WASHINGTON — The adjutant general of Arizona, Maj. Gen. Michael T. McGuire, has been named chairman of the board of the National Guard Association of the United States. McGuire succeeds retired Maj. Gen. Donald Dunbar, who resigned last month.
McGuire is the Arizona National Guard’s senior officer. He concurrently serves as the director of the Arizona Department of Emergency and Military Affairs.
McGuire, the association’s elected vice chair, was next in the line of succession. McGuire was elected association vice-chair by delegates at the NGAUS General Conference in 2018. He will serve as the presiding officer at the 142nd General Conference & Exhibition in Boston, Aug. 28-31, where delegates will select a new chairman.
According to Wisconsin Public Radio, “Dunbar resigned at the request of Gov. Tony Evers in December, after a report from the National Guard Bureau found the Wisconsin National Guard had mishandled sexual assault complaints. The report found that the Wisconsin National Guard’s policy for conducting in-house investigations — instead of going to an outside agency, like local police — violated federal rules.”
“Our association is in great hands,” said retired Brig. Gen. J. Roy Robinson, the NGAUS president, who runs the association’s daily operations in the nation’s capital. “General McGuire is an outstanding leader with great passion for NGAUS and the institution and people we serve.”
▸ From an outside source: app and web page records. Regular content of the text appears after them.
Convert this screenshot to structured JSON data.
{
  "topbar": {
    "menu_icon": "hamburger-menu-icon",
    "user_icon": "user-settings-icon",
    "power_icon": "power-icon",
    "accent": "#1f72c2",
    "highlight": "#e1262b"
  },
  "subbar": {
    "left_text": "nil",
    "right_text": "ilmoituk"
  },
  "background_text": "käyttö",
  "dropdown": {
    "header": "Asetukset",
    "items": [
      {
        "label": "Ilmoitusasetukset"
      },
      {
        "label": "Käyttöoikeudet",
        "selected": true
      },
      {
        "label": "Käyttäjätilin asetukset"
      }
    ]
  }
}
McGuire is responsible for managing the day-to-day activities of Arizona’s Army and Air National Guard, joint programs, and the Division of Emergency Management. He leads an 8,000-member department, of which 2,400 are full-time federal military and civilian personnel, and 600 are full-time state employees.
Before becoming adjutant general, he commanded the 162nd Fighting Wing at Tucson International Airport. The unit, one of the largest wings in the Air National Guard, is a schoolhouse for F-16 pilots from around the world.
McGuire has almost 33 years in uniform, the first 14 of which were in the active-component Air Force.
McGuire was praised last month by constitutional experts for his letter to General Daniel Hokanson, Chief of the National Guard Bureau, questioning the role for his troops during inauguration week.
McGuire advised Hokanson that his staff has “has worked diligently to find appropriate legal authority to support the provision of National Guard members in direct support of current law enforcement efforts, in the District of Columbia. We have been unable to find such authority.”
The occupation of the nation’ Capitol since inauguration week has been a growing cause of concern for civil libertarians.
McGuire is a 1987 graduate of the U.S. Air Force Academy. He is a pilot by training, with combat experience in both the F-16 Fighting Falcon and the MQ-1B Predator remotely piloted aircraft. He was appointed adjutant general in 2013 by then-Arizona Gov. Jan Brewer.
“I’ve been a member of NGAUS since my earliest days in the Air National Guard.” McGuire said. “I continued to be awed by its accomplishments over the years, the force we have today, and I am humbled to now be its chairman.”
The Association is the voice of nearly 45,000 current and former National Guard officers. It was founded in 1878 as a congressional lobbying organization for National Guard issues.
“In the military we understand that hope is the most important thing that makes us successful. We are not hopeless, we are confident. Every Soldier and Airmen of the #AZNG is fully committed to supporting the most vulnerable,” Maj. Gen. Michael T. McGuire, #AZ’s Adjutant General. pic.twitter.com/T09OyZ9VrD
— ArizonaNationalGuard (@AZNationalGuard) November 18, 2020